WHAT TO PRODUCE:
Lines with the word "your" are the ones wanted. Copy each of them from the entries below.

GIVEN INFORMATION:
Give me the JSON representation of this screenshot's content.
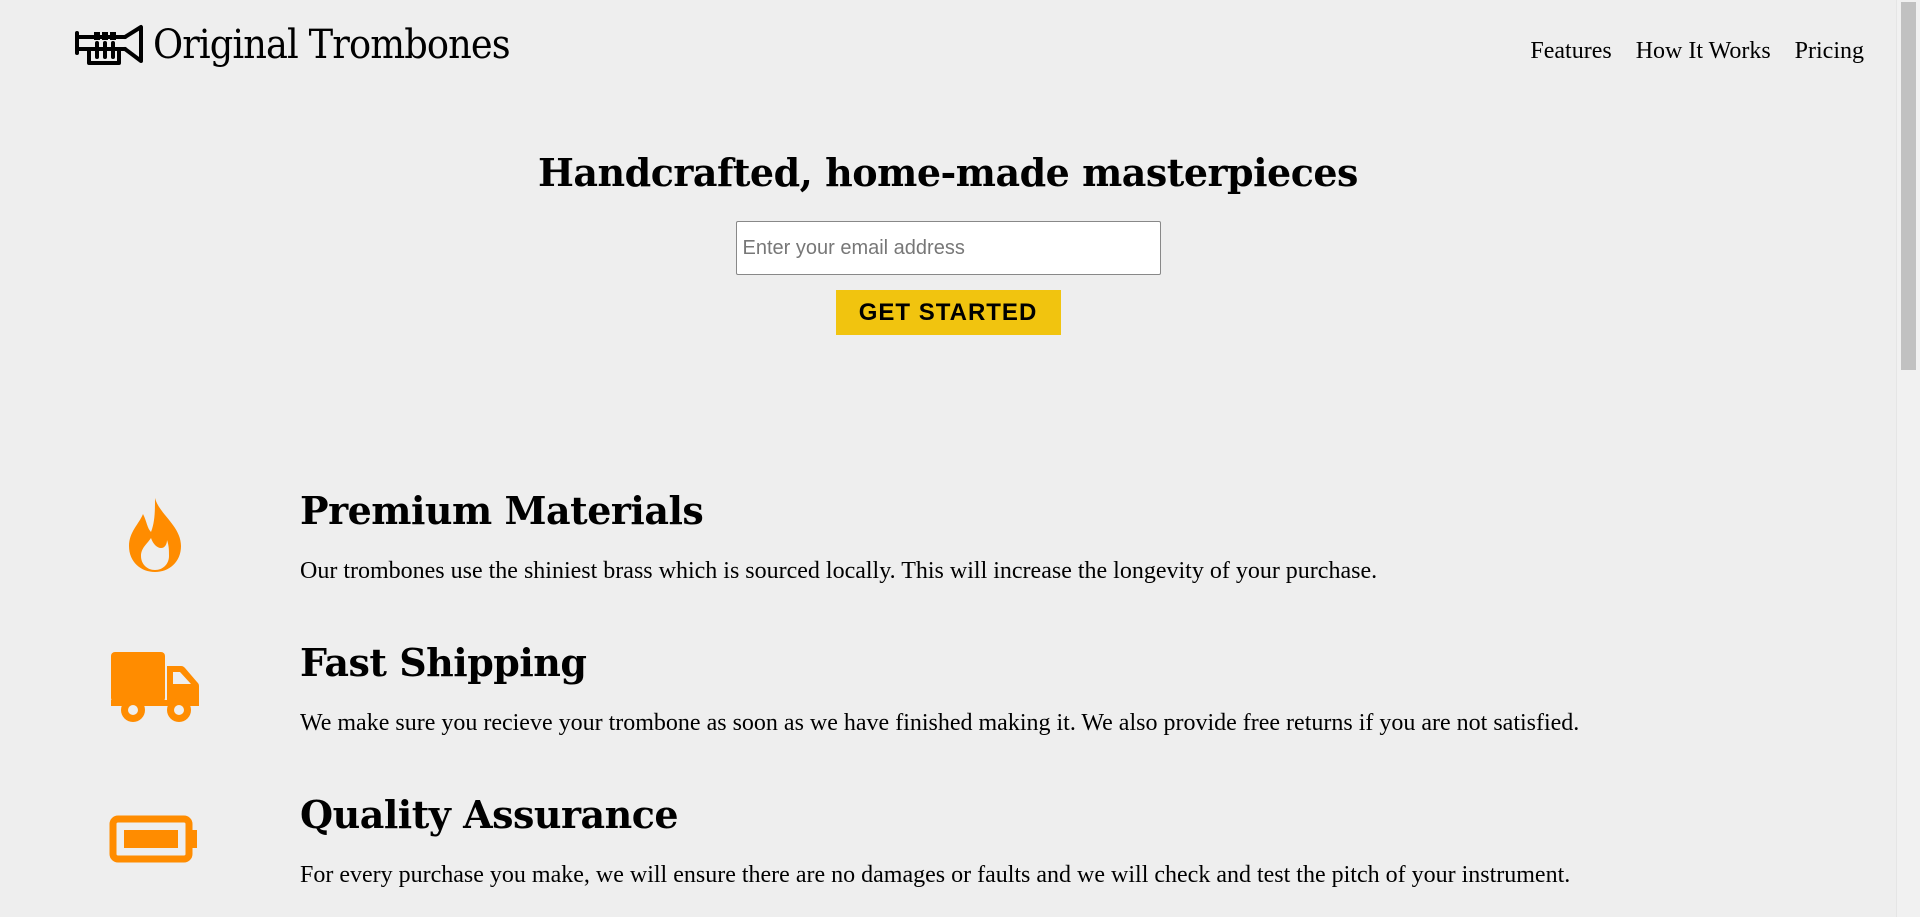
{
  "header": {
    "brand": "Original Trombones",
    "logo_icon": "trumpet-logo-icon",
    "nav": [
      {
        "label": "Features"
      },
      {
        "label": "How It Works"
      },
      {
        "label": "Pricing"
      }
    ]
  },
  "hero": {
    "title": "Handcrafted, home-made masterpieces",
    "email_placeholder": "Enter your email address",
    "email_value": "",
    "cta_label": "GET STARTED"
  },
  "features": [
    {
      "icon": "fire-icon",
      "title": "Premium Materials",
      "description": "Our trombones use the shiniest brass which is sourced locally. This will increase the longevity of your purchase."
    },
    {
      "icon": "truck-icon",
      "title": "Fast Shipping",
      "description": "We make sure you recieve your trombone as soon as we have finished making it. We also provide free returns if you are not satisfied."
    },
    {
      "icon": "battery-icon",
      "title": "Quality Assurance",
      "description": "For every purchase you make, we will ensure there are no damages or faults and we will check and test the pitch of your instrument."
    }
  ],
  "colors": {
    "background": "#eeeeee",
    "accent": "#f1c40f",
    "icon": "#ff8c00"
  }
}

SOLUTION FOR THIS TASK:
    "email_placeholder": "Enter your email address",
      "description": "Our trombones use the shiniest brass which is sourced locally. This will increase the longevity of your purchase."
      "description": "We make sure you recieve your trombone as soon as we have finished making it. We also provide free returns if you are not satisfied."
      "description": "For every purchase you make, we will ensure there are no damages or faults and we will check and test the pitch of your instrument."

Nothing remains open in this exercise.